“She said: ‘Suddenly the computer that was being used to transcribe the suspect’s answers to the allegations seemed to have a life of its own and the commands on the keyboard wouldn’t work. When the clerk tried to enter the medium’s statement, the keys locked on a specific letter and ‘OOOOOOO’ was recorded continuously on the screen for a few seconds.'”
At first bemused agents put the incident down to a “faulty computer.” That bemusement soon turned into fear.
When it comes to the supernatural, there are always ways of rationalizing it — attributing incidents to natural causes. Sometimes they are due to natural causes. Often — more often than “rationalists” may realize — they are not.
Through the years, we too have seen refrigerators develop sudden electrical problems, electrical pumps burn out, internet service to mysteriously go out, lights to burn out (or turn on mysteriously), cars to experience electrical issues (some major), air conditioning to blow a capacitor, and so forth, in association with proximity to people in need of spiritual deliverance.

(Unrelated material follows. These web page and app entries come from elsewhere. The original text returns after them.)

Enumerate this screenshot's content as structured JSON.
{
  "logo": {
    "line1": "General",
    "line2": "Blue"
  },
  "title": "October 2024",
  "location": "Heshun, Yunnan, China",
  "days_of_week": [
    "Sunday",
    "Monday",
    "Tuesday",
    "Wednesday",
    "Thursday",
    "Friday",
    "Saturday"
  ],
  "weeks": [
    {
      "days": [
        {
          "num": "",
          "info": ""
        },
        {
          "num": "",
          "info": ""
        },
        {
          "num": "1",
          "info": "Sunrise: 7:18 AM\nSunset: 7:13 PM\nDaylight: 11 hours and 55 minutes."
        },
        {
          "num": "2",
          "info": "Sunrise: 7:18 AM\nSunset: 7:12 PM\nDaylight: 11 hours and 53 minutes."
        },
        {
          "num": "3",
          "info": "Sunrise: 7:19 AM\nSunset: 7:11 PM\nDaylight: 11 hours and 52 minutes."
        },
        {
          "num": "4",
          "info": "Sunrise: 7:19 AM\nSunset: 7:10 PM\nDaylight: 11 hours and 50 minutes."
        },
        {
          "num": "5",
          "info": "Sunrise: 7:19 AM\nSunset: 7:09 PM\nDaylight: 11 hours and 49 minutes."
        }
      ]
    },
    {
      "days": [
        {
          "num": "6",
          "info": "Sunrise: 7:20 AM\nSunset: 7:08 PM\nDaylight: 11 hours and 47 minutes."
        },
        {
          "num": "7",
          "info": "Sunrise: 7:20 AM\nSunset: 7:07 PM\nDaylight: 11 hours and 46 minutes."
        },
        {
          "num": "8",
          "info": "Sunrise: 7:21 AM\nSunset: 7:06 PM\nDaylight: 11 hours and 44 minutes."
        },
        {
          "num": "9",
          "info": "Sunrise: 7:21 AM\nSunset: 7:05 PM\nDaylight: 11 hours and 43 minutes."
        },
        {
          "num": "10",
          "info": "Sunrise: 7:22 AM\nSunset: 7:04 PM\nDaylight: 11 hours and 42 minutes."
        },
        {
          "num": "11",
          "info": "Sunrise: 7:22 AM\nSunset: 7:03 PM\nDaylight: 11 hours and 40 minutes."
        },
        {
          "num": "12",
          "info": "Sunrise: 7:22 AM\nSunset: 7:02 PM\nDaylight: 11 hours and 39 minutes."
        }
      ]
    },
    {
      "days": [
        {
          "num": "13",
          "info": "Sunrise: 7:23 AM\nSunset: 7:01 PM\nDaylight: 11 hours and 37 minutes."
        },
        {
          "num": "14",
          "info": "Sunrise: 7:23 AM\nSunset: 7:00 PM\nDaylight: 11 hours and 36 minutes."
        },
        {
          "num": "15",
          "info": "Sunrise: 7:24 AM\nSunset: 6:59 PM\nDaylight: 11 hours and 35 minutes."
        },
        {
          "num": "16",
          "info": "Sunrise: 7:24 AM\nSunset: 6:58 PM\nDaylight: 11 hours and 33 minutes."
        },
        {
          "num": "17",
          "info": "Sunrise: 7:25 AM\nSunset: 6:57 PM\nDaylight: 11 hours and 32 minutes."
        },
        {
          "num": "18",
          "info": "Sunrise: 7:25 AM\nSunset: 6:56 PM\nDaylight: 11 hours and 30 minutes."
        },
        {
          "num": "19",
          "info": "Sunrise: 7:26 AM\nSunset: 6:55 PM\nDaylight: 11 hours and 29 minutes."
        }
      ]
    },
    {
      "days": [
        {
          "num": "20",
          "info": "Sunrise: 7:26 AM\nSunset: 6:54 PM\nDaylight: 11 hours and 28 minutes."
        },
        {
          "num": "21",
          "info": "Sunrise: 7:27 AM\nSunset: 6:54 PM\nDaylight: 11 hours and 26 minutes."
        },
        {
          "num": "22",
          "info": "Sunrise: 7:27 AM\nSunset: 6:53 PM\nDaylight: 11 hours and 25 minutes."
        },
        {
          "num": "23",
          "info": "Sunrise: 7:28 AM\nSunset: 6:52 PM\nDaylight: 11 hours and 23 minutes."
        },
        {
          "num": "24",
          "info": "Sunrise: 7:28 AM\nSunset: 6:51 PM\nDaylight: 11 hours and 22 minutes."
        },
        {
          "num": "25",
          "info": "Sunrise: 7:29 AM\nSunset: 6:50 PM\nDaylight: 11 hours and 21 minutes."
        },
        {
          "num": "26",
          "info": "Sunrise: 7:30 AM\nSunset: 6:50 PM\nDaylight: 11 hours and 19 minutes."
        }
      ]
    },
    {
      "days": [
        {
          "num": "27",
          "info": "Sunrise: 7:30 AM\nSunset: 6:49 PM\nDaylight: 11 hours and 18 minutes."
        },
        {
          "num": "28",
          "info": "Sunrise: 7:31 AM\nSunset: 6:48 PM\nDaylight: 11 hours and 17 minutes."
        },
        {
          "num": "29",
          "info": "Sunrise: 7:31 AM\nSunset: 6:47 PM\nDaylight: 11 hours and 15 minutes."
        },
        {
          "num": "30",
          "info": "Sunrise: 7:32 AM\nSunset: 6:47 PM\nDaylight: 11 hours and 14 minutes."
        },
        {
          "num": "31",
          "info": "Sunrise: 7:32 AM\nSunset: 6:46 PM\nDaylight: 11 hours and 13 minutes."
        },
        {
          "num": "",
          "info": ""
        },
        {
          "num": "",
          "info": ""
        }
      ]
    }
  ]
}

Most involved in spiritual warfare — certainly exorcists — record the same.
More to the point, some involved with the arrest of Faria or the reporting of it took to prayer when a police clerk was run over by a car on the way to transcription and a news photographer lapsed into unconsciousness.
The eerie phenomena is one issue. But more to the issue is the fact that:

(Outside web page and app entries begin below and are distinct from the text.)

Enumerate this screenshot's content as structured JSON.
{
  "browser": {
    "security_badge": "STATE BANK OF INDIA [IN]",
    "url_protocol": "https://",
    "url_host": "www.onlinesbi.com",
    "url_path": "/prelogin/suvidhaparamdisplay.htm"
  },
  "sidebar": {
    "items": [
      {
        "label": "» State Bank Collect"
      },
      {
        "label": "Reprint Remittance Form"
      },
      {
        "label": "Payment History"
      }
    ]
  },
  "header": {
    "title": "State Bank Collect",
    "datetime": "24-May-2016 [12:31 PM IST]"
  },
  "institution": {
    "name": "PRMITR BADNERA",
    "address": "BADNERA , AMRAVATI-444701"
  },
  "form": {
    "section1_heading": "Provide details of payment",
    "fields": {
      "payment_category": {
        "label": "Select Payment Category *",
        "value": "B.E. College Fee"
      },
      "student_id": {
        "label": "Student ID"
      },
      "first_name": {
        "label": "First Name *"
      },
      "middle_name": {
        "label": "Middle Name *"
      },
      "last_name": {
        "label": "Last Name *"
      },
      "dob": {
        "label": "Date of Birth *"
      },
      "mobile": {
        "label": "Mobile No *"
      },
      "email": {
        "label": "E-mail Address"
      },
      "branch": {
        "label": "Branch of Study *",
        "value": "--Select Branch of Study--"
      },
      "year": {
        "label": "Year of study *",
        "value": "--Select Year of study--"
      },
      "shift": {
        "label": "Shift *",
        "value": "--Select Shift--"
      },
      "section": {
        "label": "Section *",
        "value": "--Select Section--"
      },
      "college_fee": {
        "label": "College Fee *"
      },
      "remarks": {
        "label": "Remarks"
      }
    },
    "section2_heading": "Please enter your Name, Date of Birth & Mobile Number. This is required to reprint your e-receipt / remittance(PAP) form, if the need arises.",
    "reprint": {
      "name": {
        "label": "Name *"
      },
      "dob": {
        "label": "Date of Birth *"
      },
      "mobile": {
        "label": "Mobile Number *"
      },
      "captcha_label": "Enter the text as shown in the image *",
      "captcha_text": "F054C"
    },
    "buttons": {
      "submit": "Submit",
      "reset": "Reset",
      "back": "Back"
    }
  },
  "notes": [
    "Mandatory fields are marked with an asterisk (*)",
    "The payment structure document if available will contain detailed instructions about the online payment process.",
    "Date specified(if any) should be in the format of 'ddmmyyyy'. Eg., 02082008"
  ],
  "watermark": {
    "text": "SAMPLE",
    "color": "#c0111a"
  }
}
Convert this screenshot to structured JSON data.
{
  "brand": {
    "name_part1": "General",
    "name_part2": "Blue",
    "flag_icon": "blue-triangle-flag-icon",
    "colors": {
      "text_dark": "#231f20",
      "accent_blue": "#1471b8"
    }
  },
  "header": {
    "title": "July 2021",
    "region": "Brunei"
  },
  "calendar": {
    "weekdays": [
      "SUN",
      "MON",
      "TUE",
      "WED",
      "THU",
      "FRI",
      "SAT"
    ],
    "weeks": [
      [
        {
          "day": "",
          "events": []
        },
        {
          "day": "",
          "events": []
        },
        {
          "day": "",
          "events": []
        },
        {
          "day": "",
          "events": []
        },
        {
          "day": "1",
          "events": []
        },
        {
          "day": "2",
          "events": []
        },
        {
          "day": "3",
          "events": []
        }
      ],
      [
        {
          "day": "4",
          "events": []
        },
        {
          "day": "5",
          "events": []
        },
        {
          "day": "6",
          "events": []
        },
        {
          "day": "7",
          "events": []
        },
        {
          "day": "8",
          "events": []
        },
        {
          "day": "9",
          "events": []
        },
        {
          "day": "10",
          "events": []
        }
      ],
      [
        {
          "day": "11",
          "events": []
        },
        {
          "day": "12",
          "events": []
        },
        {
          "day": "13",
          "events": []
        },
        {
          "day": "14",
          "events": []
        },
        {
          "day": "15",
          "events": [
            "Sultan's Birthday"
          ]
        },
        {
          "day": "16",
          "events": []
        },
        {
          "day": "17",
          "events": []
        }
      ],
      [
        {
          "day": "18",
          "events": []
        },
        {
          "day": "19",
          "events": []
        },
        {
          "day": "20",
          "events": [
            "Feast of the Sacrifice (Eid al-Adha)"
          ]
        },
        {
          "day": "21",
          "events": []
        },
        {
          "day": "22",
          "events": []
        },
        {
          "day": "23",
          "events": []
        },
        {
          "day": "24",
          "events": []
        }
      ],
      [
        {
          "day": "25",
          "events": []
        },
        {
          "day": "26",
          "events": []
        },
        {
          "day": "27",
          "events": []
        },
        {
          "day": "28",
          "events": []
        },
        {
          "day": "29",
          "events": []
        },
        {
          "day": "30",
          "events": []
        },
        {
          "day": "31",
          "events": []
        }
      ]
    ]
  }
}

1)– “John of the God” has Catholic pretenses. In his healing room are pictures of Jesus of Divine Mercy. He claims to “channel” Saint Ignatius of Loyola, John the Baptist, and King Solomon, along with dead doctors and surgeons who work and speak through him.
2)– It shows that because someone “heals” doesn’t mean the healing is of God at all.
In the case of John, many have allegedly been cured of cancers, other ailments, and psychological distress. One of his patients: former President Bill Clinton. Devils can heal. Spirits can be imparted. He performs also “psychic surgery,” does “John,” like the famous Brazilian occult healer, Arigo (who himself died in a car accident).
South America is rampant with “channelers” and “psychic surgeons.”
The devil can heal — but his healings are temporary. And in the end, the “patient” ends up worse off than before.
So it is that we always admonish people to pray and fast before letting anyone, even healing priests, lay on hands.
Believe yes; Christ healed this way; so did His disciples. The Lord told us to do the same. But undertake it only in the total atmosphere of humility and holiness, after fasting, or stay clear.